Video report by ITV News Political Correspondent Libby Wiener
Pressure is building on Theresa May to resign as prime minister as she prepares to meet - for what could be the final time - with the chair of the 1922 Committee.
The resignation of one-time-ally Andrea Leadsom as leader of the Commons seems to have been the final blow but other Tories have been lining up to criticise her.
When asked if she should resign, Conservative former deputy prime minister Lord Michael Heseltine responded: "Well, she's gone.
"I mean have no illusions, she's sitting in Number 10 with no Cabinet, no friends, no party, no majority and no time."

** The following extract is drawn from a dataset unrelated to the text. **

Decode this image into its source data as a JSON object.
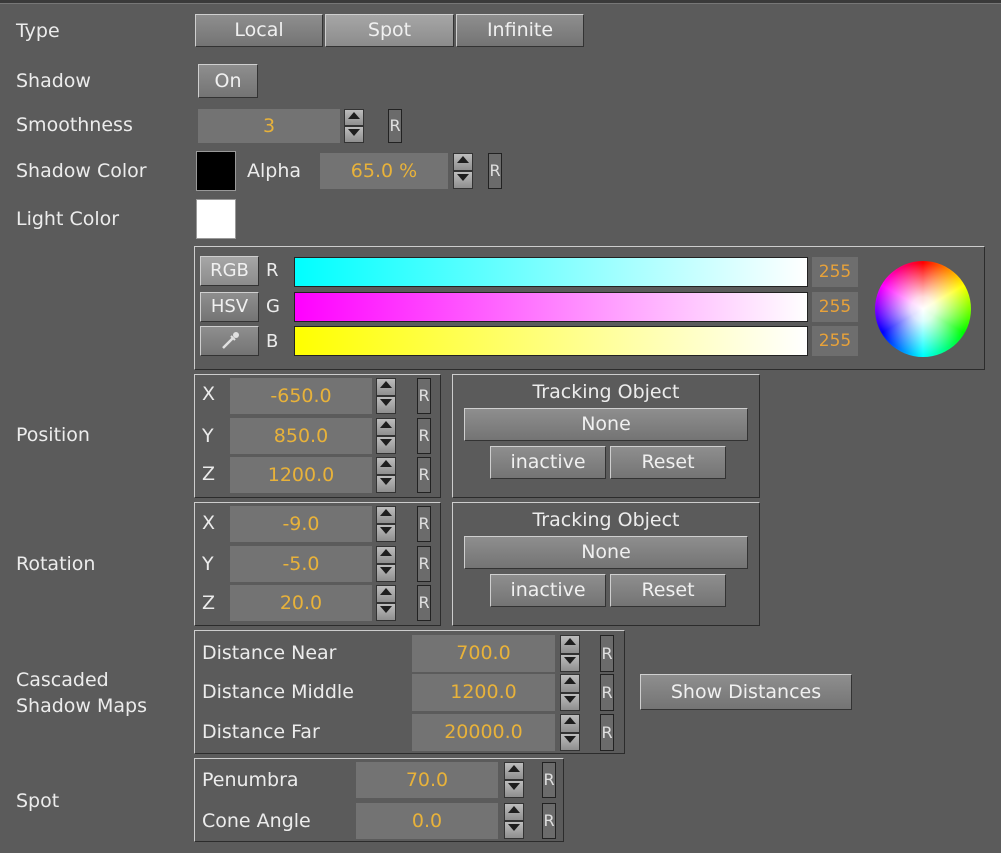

It was amending her Withdrawal Agreement Bill (WAB) to include an option of a second referendum which appears to have spelled the end for Mrs May and the chances of it passing are possibly as doomed as her premiership.
Asked whether she intended to push ahead with it her spokesman would merely said that she hoped Parliament would find a way to deliver Brexit.
When she meets with 1922 Committee chair Sir Graham Brady on Friday he is expected to present her with an ultimatum from her MPs.
Their demands will include that she drops her WAB completely and that she resigns as party leader by the end June in order to spark a leadership election, It has been reported.
The WAB, which was due to be presented to the House of Commons on Thursday, [**was postponed by a government whip**](http://Lord Michael Heseltine is asked if Theresa May should resign) standing in for Mrs Leadsom who resigned on Wednesday evening.
ITV News Political Correspondent Libby Wiener says "whether Mrs May's WAB will ever see the light of day is the subject of intense speculation".
She added: "The fact that the government pulled it widely seen as a signal that Mrs May herself is now on the way out."
Mrs Leadsom said she has no doubts resigning over the WAB was the right decision for her but added "of course it's for the prime minister to decide what's right for her and for the country".
But Conservative MP John Whittingdale, who backed Mrs May in March, said now is the right time for her to go.
He said: "It is a feeling of frustration and in a sense just disbelief that she seems not to have got the message that actually we have to make a new start."